Keach, William. Teacher's Manual: Adventures in English Literature. New York: Harcourt, Brace, Jovanovich, 1980. Pp. 183-7.
Reinert, Otto. "Satiric Strategy in The Importance Of Being Earnest." College English 18, 1 (Oct., 1956): 14- 18.
a. Parenthetical citation rather than foot- or end-notes will be considered acceptable; for a play longer than a single act, please provide act number in roman numerals followed by page number in arabic numerals.
b. Double space all text; if you are doing your essay by hand, you may single space quotations of forty words or longer, but integrate shorter quotations; for example:
Lady Bracknell is unrealistically, almost contemptuously honest when she reveals her ignorance of the German language. Objecting to French songs on the grounds of possible impropriety of subject-matter, she remarks, "But German sounds a thoroughly respectable language, and indeed, I believe is so" (I: 128, emphasis added).
A Note on Essay Topics
Topics may call for comparison between two like things, such as the humour in a modern television sit-com (situational comedy) and The Importance Of Being Earnest.
Contrast, on the other hand, implies that the writer is out to demonstrate differences between things usually thought to be similar.
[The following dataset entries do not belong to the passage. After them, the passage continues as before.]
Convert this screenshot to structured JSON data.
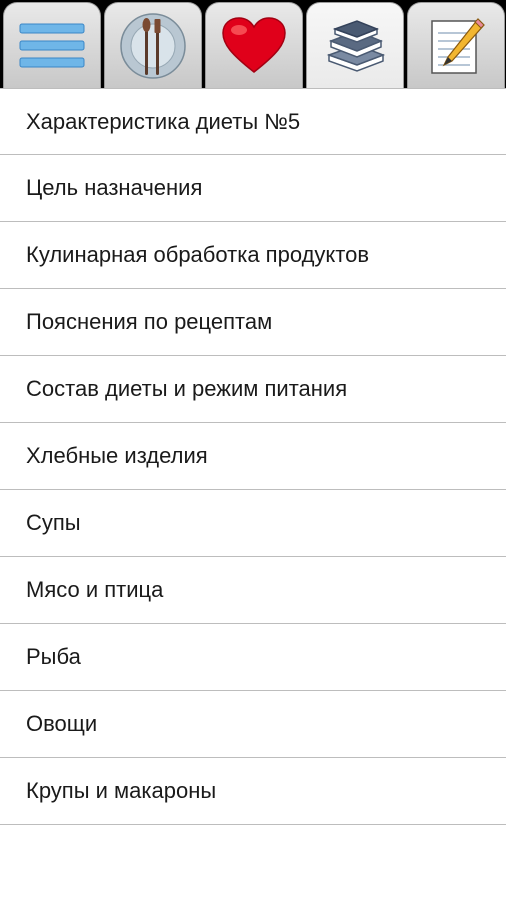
{
  "tabs": [
    {
      "icon": "menu-list-icon",
      "active": false
    },
    {
      "icon": "plate-cutlery-icon",
      "active": false
    },
    {
      "icon": "heart-icon",
      "active": false
    },
    {
      "icon": "books-icon",
      "active": true
    },
    {
      "icon": "notepad-pencil-icon",
      "active": false
    }
  ],
  "items": [
    {
      "label": "Характеристика диеты №5"
    },
    {
      "label": "Цель назначения"
    },
    {
      "label": "Кулинарная обработка продуктов"
    },
    {
      "label": "Пояснения по рецептам"
    },
    {
      "label": "Состав диеты и режим питания"
    },
    {
      "label": "Хлебные изделия"
    },
    {
      "label": "Супы"
    },
    {
      "label": "Мясо и птица"
    },
    {
      "label": "Рыба"
    },
    {
      "label": "Овощи"
    },
    {
      "label": "Крупы и макароны"
    }
  ],
  "colors": {
    "heart": "#e0001a",
    "menu_lines": "#6fb6e8",
    "books": "#4a5a72",
    "pencil": "#f2b630"
  }
}
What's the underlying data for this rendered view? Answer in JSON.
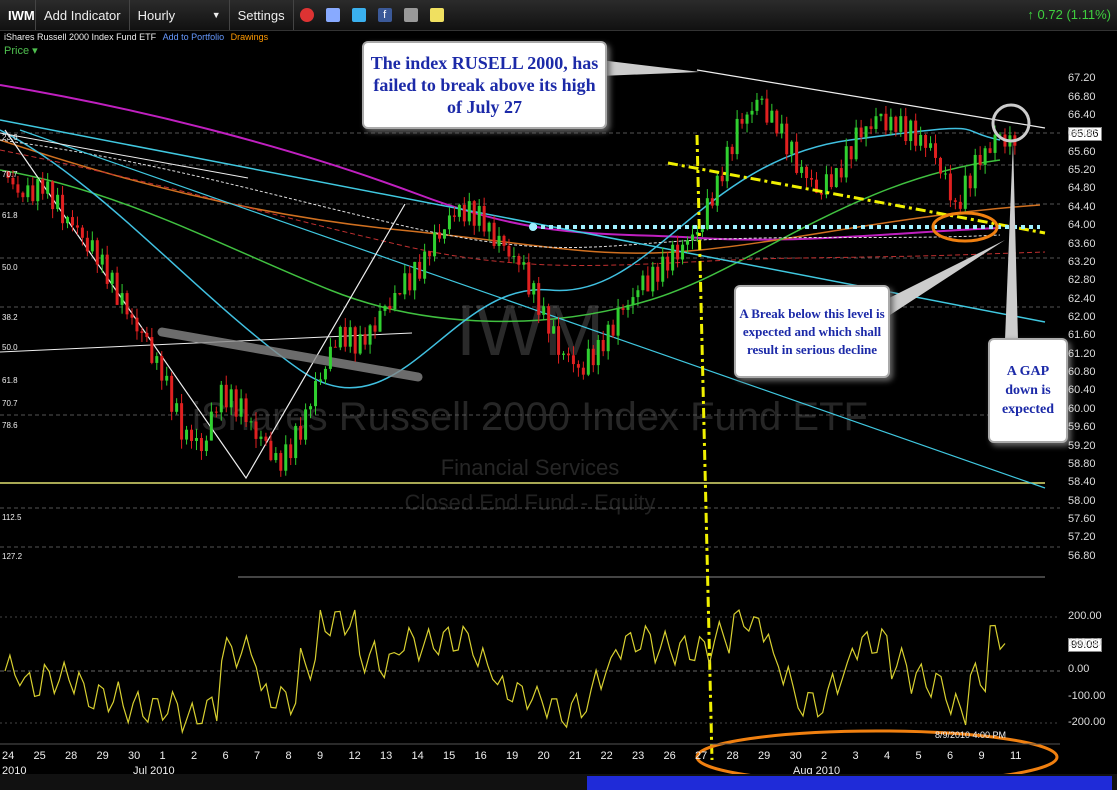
{
  "toolbar": {
    "symbol": "IWM",
    "add_indicator": "Add Indicator",
    "interval": "Hourly",
    "settings": "Settings",
    "change": "0.72 (1.11%)"
  },
  "subbar": {
    "instrument": "iShares Russell 2000 Index Fund ETF",
    "add_portfolio": "Add to Portfolio",
    "drawings": "Drawings"
  },
  "price_label": "Price",
  "watermark": {
    "symbol": "IWM",
    "name": "iShares Russell 2000 Index Fund ETF",
    "sector": "Financial Services",
    "type": "Closed End Fund - Equity"
  },
  "callouts": {
    "top": "The index RUSELL 2000, has failed to break above its high of July 27",
    "middle": "A Break below this level is expected and which shall result in serious decline",
    "right": "A GAP down is expected"
  },
  "current_price": "65.86",
  "osc_value": "99.08",
  "timestamp": "8/9/2010 4:00 PM",
  "colors": {
    "up": "#30d030",
    "down": "#e02020",
    "callout_text": "#1c2aa8",
    "annotation": "#f0f000",
    "highlight": "#f08010"
  },
  "chart_data": {
    "type": "candlestick",
    "ylim": [
      56.6,
      67.4
    ],
    "y_ticks": [
      "67.20",
      "66.80",
      "66.40",
      "66.00",
      "65.60",
      "65.20",
      "64.80",
      "64.40",
      "64.00",
      "63.60",
      "63.20",
      "62.80",
      "62.40",
      "62.00",
      "61.60",
      "61.20",
      "60.80",
      "60.40",
      "60.00",
      "59.60",
      "59.20",
      "58.80",
      "58.40",
      "58.00",
      "57.60",
      "57.20",
      "56.80"
    ],
    "x_ticks": [
      "24",
      "25",
      "28",
      "29",
      "30",
      "1",
      "2",
      "6",
      "7",
      "8",
      "9",
      "12",
      "13",
      "14",
      "15",
      "16",
      "19",
      "20",
      "21",
      "22",
      "23",
      "26",
      "27",
      "28",
      "29",
      "30",
      "2",
      "3",
      "4",
      "5",
      "6",
      "9",
      "11"
    ],
    "x_period_labels": [
      "2010",
      "Jul 2010",
      "Aug 2010"
    ],
    "fib_labels": [
      "23.6",
      "70.7",
      "61.8",
      "50.0",
      "38.2",
      "50.0",
      "61.8",
      "70.7",
      "78.6",
      "112.5",
      "127.2"
    ],
    "oscillator_ticks": [
      "200.00",
      "100.00",
      "0.00",
      "-100.00",
      "-200.00"
    ],
    "close_series": [
      65.2,
      64.6,
      64.9,
      64.3,
      63.8,
      63.2,
      62.3,
      61.6,
      60.8,
      59.6,
      59.2,
      60.4,
      60.0,
      59.3,
      58.8,
      59.6,
      60.8,
      61.7,
      61.4,
      62.0,
      62.6,
      63.1,
      63.9,
      64.4,
      64.2,
      63.6,
      63.2,
      62.3,
      61.4,
      60.9,
      61.3,
      62.0,
      62.6,
      63.0,
      63.5,
      63.9,
      64.9,
      66.1,
      66.7,
      66.2,
      65.4,
      64.8,
      65.1,
      65.9,
      66.3,
      66.2,
      66.0,
      65.6,
      64.4,
      65.3,
      65.86
    ]
  }
}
For example, one might contrast the duplicity of Jack and Algernon here with that of Dr. Jekyll in Stevenson's novella.
Other possibilities are explanation and analysis, for example: "Why We Laugh WITH and Not AT Lady Bracknell."
Last modified 13 March 2006